Hawaii Note:Hawaii Overprinted Note, which were produced during World War II for use in Hawaii and other Pacific territories, had a unique brown seal and serial numbers. Star notes on Hawaii Notes typically have the same brown color.
Gold Certificate:Gold Certificates, which were produced in the late 19th century and early 20th century, had a distinctive gold seal and serial numbers. Star notes on Gold Certificates typically have the same gold color as the regular bills they replace.
Why are star notes so valuable to collectors?
Star notes are only produced in very small quantities and only as a replacement for a damaged or misprinted regular bill. This means that they are not produced intentionally and are only created when necessary, making them rarer than regular bills.
As a result, collectors are highly interested in obtaining star notes, and their rarity and unique nature add to their overall value. Additionally, the fact that they are produced in smaller quantities means that their availability is limited, further adding to their value and making them special to collectors.

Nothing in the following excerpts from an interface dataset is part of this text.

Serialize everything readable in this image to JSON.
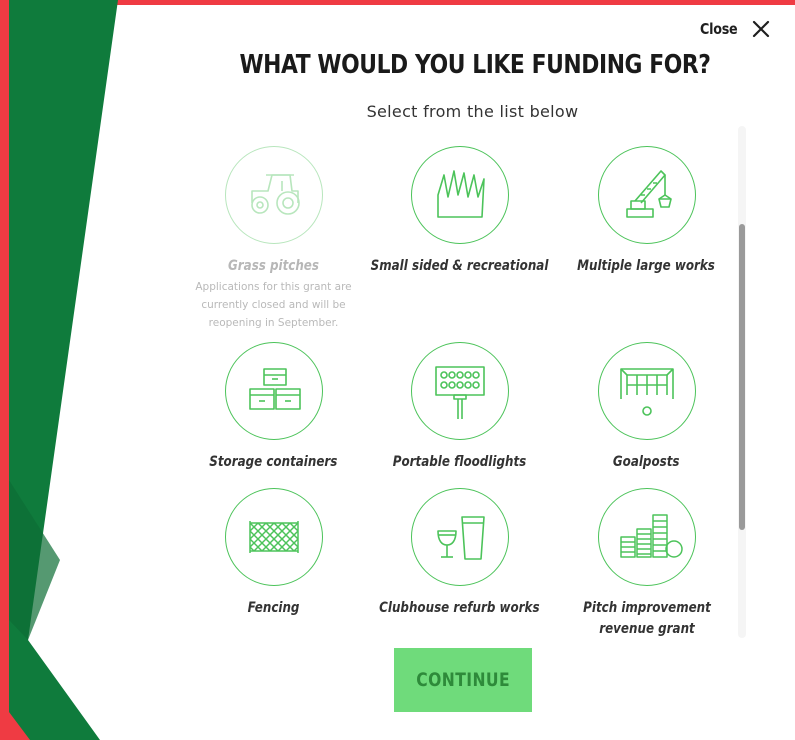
{
  "header": {
    "close_label": "Close",
    "title": "WHAT WOULD YOU LIKE FUNDING FOR?",
    "subtitle": "Select from the list below"
  },
  "options": [
    {
      "label": "Grass pitches",
      "icon": "tractor-icon",
      "disabled": true,
      "note": "Applications for this grant are currently closed and will be reopening in September."
    },
    {
      "label": "Small sided & recreational",
      "icon": "artificial-grass-icon",
      "disabled": false
    },
    {
      "label": "Multiple large works",
      "icon": "crane-icon",
      "disabled": false
    },
    {
      "label": "Storage containers",
      "icon": "storage-boxes-icon",
      "disabled": false
    },
    {
      "label": "Portable floodlights",
      "icon": "floodlight-icon",
      "disabled": false
    },
    {
      "label": "Goalposts",
      "icon": "goalpost-icon",
      "disabled": false
    },
    {
      "label": "Fencing",
      "icon": "fence-icon",
      "disabled": false
    },
    {
      "label": "Clubhouse refurb works",
      "icon": "glasses-icon",
      "disabled": false
    },
    {
      "label": "Pitch improvement revenue grant",
      "icon": "coin-stacks-icon",
      "disabled": false
    }
  ],
  "footer": {
    "continue_label": "CONTINUE"
  },
  "colors": {
    "brand_green": "#0f7b3c",
    "accent_red": "#ef3b43",
    "icon_green": "#4cc35a",
    "button_green": "#6fdb7b"
  }
}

Star notes on older types of US currency typically carry a premium among collectors. This is because older currency is generally rarer and more difficult to find, and the fact that a star note was produced on an older bill makes it even rarer and more desirable.
At Collectibles & Currency, we understand the value and unique nature of star notes in U.S. Paper Money Collecting. While we do not carry a large inventory of star notes, we do offer a selection of star notes for collectors to enjoy. We take pride in offering rare and valuable currency items, including star notes on various types of US currency. We hope that our selection of star notes will be of interest to our customers and that they will find something unique and special to add to their collection.